After a couple days in Quito to recharge, we take a morning flight to San Cristobal Island - the first island Darwin visited in the Galapagos Archipelago. Over the next eight days, we visit sites of ecological significance and incredible biodiversity on four different islands. You’ll swim, kayak and have close encounters with amazing wildlife.
One of the highlights of any visit to the Galapagos is the incredible snorkeling opportunities available. From Kicker Rock and Los Tuneles, you’ll spot sea lions, harmless reef sharks, rays, turtles and other diverse marine life. We also swim and snorkel at La Loberia beach, a stretch of coastline home to sea lions, yellow warblers, frigates, various species of finches and large Galapagos marine iguanas.
We visit Floreana Island where you learn about the fascinating cultural history of the island. Then to Isabela, the largest island in the archipelago and home to penguins, tortoises, flightless cormorants pelicans and Sally Lightfoot crabs, as well as several unique bird species. It is the only island with the equator dissecting it, and the only place in the world where a penguin can be in its natural habitat in the Northern Hemisphere. We hike to the summit of Sierra Negra, the oldest volcano in the Galapagos. Its southern and eastern sides are fertile and covered with lush tropical vegetation. The higher reaches are more barren with scrubby bushes and grasses. The northern side of the volcano is almost entirely devoid of vegetation due to lava flows.
We will wrap up the program on our fourth island with time for celebration, more snorkeling and reflection on our learning and growth throughout the program. The group will fly together to Guayaquil City on the Ecuador mainland to connect with international departures.
Note: Each week there will be some designated free time in a town or city so that you can catch up on email and laundry, rest, and have your own independent experiences with others in the group.
Open to students, graduates and non-students, ideally 18-24 years. This program is suitable for anyone of average fitness with an enthusiasm for conservation, humanitarian work, new experiences and different cultures.
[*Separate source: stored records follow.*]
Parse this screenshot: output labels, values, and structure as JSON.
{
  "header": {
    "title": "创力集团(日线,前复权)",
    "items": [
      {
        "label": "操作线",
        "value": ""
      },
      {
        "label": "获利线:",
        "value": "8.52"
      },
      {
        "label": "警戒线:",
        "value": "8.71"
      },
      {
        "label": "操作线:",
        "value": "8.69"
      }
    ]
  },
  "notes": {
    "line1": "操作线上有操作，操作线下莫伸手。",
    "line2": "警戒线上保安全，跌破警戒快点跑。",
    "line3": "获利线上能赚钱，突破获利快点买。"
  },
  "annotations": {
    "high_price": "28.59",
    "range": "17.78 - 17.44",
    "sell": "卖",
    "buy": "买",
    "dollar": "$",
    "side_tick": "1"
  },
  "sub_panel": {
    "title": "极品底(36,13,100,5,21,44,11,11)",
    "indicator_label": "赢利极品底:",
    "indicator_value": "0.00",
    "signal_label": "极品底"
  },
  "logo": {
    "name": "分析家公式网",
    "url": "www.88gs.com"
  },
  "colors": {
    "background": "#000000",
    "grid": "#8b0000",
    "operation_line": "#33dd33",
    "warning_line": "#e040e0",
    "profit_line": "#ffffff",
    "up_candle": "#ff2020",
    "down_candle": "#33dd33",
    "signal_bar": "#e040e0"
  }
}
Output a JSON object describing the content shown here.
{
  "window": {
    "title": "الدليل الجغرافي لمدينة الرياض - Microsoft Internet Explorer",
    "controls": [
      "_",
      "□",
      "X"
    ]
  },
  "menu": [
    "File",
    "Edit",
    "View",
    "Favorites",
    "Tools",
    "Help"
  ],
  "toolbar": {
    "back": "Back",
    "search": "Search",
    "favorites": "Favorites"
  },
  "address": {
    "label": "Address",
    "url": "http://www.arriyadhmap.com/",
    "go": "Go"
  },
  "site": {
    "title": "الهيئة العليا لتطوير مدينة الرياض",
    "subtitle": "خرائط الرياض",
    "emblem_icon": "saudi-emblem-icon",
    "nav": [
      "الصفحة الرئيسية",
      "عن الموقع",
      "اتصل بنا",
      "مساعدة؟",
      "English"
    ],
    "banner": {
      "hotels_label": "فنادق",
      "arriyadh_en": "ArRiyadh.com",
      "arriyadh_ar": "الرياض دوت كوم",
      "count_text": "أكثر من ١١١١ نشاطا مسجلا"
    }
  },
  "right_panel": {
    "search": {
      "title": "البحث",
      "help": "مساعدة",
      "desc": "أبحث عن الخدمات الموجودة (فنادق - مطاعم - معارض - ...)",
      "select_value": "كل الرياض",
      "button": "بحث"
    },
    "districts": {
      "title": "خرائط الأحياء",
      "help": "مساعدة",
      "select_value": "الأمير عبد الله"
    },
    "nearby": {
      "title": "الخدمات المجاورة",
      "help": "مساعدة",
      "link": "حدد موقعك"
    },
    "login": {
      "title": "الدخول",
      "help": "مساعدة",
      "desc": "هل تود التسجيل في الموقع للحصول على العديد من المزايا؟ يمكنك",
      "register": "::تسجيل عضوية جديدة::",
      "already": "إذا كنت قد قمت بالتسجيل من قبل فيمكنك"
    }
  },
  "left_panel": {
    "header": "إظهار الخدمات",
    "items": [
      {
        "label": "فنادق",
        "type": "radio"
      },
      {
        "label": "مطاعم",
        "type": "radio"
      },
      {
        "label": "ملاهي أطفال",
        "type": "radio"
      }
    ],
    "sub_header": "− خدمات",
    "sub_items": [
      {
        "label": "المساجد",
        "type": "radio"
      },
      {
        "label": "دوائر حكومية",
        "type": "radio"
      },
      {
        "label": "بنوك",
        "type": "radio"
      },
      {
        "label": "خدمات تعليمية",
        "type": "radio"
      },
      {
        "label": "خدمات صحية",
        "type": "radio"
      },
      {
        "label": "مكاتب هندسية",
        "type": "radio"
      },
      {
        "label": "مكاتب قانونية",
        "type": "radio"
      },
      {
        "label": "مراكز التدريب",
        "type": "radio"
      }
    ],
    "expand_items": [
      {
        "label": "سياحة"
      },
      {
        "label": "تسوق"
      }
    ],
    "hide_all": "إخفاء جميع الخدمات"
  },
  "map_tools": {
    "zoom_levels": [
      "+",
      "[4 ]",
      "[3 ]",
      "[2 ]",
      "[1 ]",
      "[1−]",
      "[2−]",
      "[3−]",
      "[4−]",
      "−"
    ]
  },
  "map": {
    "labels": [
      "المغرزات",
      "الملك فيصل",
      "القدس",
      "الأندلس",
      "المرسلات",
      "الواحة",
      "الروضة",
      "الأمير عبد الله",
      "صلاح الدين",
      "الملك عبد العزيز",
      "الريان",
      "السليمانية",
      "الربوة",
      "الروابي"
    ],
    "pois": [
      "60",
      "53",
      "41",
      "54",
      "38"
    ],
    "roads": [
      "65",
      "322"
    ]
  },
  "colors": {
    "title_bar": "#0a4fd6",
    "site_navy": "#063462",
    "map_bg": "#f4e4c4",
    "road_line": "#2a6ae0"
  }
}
It is an excellent option for students and graduates wanting to be exposed to and immersed in cultures different to their own. You need to be open-minded, committed to, and prepared for some physical work whilst on the volunteer component of the program. You do not need to be proficient in Spanish. This program is suitable for both beginner and experienced Spanish speakers. No prior travel, trekking or experience with activities is required.
The program is a shared group experience. We expect you to join the program with an open mind and a willingness to work together with your group mates to make the program an amazing experience for the whole group. Additionally, the program will be as much about the inner journey of personal growth and learning about yourself as it is about what you will experience in the outer physical journey. We expect you to be open to learning and challenging your ideas and assumptions.
Our accommodation will vary from welcoming homestays, lodges and camping with shared facilities, to hotels and guesthouses with private bathrooms. Laundry and WiFi will be available frequently, except while at our service learning projects, trekking trips and community stays. Accommodation is diverse, comfortable and carefully chosen to fit our needs.
Meals are fresh, tasty, healthy and varied. Special dietary requirements and vegetarians are catered for. 100% of meals are included in the program cost.
*Note: Free visas-on-arrival are issued for Ecuador and Peru.